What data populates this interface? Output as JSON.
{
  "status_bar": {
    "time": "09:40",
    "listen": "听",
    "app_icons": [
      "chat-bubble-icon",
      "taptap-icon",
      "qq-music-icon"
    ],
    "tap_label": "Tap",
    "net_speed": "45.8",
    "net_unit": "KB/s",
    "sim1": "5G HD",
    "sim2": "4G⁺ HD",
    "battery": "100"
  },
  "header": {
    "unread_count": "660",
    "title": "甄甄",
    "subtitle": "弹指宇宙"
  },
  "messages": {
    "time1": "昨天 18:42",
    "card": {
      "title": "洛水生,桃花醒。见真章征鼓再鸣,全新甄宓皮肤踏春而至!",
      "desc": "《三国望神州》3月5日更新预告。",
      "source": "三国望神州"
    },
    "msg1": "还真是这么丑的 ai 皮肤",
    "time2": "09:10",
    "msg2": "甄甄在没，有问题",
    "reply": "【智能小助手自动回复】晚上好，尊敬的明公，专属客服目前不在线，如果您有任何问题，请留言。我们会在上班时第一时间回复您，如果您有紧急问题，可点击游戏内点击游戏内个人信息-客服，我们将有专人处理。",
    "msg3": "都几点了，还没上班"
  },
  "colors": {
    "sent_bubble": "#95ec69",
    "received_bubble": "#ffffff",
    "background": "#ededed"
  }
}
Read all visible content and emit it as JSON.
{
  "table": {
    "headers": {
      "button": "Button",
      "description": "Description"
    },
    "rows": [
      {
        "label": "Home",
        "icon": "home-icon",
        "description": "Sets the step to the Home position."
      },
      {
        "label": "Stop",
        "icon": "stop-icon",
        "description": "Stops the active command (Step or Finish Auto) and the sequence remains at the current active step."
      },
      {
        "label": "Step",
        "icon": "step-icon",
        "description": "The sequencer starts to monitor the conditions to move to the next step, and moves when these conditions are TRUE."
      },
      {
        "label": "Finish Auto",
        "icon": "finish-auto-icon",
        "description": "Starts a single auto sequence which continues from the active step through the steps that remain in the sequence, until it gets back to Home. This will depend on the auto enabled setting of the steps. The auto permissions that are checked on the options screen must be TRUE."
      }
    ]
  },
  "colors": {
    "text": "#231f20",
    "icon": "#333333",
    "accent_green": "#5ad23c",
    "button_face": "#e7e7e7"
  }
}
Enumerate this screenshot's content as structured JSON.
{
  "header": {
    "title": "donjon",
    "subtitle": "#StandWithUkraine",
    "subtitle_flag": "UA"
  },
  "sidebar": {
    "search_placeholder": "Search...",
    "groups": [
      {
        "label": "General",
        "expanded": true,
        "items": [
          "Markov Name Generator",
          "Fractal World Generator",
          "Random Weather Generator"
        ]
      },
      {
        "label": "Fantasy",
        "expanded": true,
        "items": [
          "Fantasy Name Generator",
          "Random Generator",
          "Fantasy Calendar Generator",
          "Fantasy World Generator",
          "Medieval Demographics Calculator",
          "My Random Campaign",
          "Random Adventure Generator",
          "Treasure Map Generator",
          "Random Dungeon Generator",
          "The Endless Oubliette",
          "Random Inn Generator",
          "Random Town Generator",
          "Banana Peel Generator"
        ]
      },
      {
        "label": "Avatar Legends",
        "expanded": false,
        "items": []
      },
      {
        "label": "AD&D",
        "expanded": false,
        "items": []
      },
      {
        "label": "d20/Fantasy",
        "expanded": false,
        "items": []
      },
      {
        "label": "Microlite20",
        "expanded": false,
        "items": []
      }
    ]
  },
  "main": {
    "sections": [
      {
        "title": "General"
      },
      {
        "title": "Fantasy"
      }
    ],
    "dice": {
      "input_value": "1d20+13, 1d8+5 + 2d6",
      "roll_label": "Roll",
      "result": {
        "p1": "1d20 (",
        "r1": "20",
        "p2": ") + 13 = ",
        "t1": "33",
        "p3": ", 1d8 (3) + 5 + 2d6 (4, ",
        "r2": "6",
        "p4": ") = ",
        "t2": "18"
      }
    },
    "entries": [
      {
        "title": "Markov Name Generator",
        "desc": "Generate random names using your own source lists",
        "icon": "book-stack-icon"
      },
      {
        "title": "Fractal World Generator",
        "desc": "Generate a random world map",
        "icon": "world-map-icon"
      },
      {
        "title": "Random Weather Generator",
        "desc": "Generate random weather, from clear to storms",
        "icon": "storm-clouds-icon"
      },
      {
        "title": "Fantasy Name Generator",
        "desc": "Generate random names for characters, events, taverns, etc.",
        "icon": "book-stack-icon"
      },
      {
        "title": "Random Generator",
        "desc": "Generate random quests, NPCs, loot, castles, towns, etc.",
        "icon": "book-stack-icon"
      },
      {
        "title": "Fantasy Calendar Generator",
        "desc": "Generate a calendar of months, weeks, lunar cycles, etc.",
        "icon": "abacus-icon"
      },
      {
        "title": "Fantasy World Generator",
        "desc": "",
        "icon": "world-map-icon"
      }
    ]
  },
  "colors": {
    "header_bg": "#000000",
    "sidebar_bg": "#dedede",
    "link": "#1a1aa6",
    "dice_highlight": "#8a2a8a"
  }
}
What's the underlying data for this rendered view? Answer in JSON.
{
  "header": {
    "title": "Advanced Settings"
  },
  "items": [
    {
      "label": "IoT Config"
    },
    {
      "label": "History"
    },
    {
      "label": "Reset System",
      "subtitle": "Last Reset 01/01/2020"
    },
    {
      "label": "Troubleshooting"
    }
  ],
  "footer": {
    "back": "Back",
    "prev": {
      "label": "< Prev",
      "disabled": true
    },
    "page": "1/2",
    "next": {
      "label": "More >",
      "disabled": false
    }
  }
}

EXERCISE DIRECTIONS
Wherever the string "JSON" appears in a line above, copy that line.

COMPLETED EXERCISE
What data populates this interface? Output as JSON.
Read all visible content and emit it as JSON.
Enumerate this screenshot's content as structured JSON.
What's the underlying data for this rendered view? Answer in JSON.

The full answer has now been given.